A birth with fatal outcome for both the mother and the foetus was reported in the Danish medical journal, Bibliothek for Læger in 1868. Here, the article with its two illustrations is summarised because of the vivid description of the course together with the therapeutic considerations expressed by the obstetrician. Due to an earlier osteomyelitis the pregnant woman's spine was deformed and her pelvis was narrowed. The birth came to a standstill, and it became necessary to reduce the circumference of the foetus' cranium by perforation, after which the dead foetus could be delivered. The woman died of infection some days later. Afterwards her deformed lumbar spine and pelvis was removed, preserved and depicted in two lithographs.
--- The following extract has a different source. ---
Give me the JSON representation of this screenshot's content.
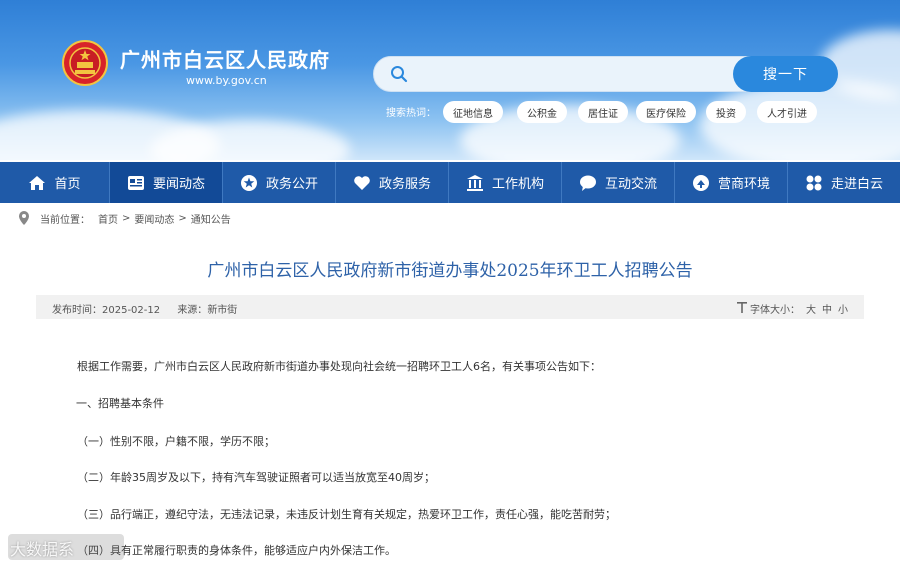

The preserved pelvis is still extant in the Saxtorphian obstetric collection in Medical Museion, Copenhagen.
This is my personal memories concerning the Nordic periodical Acta Ophthalmologica in the period 1970-88. Poul Braendstrup was scientific secretary for Acta 1950-70 and chief editor 1970-75. His many important scientific works and enormous work for Acta is described, but also personal topics are mentioned. Acta meetings in the Danish Ophthalmol Society (DOS) and in the Nordic ophtalmol. Congresses are discussed. A referee-system is established from 1976, but with political contra scientific motives. Only a few papers arrived to Acta. A catastrophe in 1978 is mentioned. The new secretary Ingelise Truberg did an enormous work for the next ten years. Erik Jørgensen (1928-90) was our printer, and from 1975 our idealistic publisher after Munksgaard. The economy became better and the number of papers of high quality increased. The relationship to the new Nordic periodical Oftalmolog was discussed in 1982.
The objective of this decision support synthesis was to identify and review published and grey literature and to conduct stakeholder interviews to (1) describe the distinguishing characteristics of clinical nurse specialist (CNS) and nurse practitioner (NP) role definitions and competencies relevant to Canadian contexts, (2) identify the key barriers and facilitators for the effective development and utilization of CNS and NP roles and (3) inform the development of evidence-based recommendations for the individual, organizational and system supports required to better integrate CNS and NP roles into the Canadian healthcare system and advance the delivery of nursing and patient care services in Canada. Four types of advanced practice nurses (APNs) were the focus: CNSs, primary healthcare nurse practitioners (PHCNPs), acute care nurse practitioners (ACNPs) and a blended CNS/NP role. We worked with a multidisciplinary, multijurisdictional advisory board that helped identify documents and key informant interviewees, develop interview questions and formulate implications from our findings. We included 468 published and unpublished English- and French-language papers in a scoping review of the literature. We conducted interviews in English and French with 62 Canadian and international key informants (APNs, healthcare administrators, policy makers, nursing regulators, educators, physicians and other team members). We conducted four focus groups with a total of 19 APNs, educators, administrators and policy makers. A multidisciplinary roundtable convened by the Canadian Health Services Research Foundation formulated evidence-informed policy and practice recommendations based on the synthesis findings. This paper forms the foundation for this special issue, which contains 10 papers summarizing different dimensions of our synthesis. Here, we summarize the synthesis methods and the recommendations formulated at the roundtable.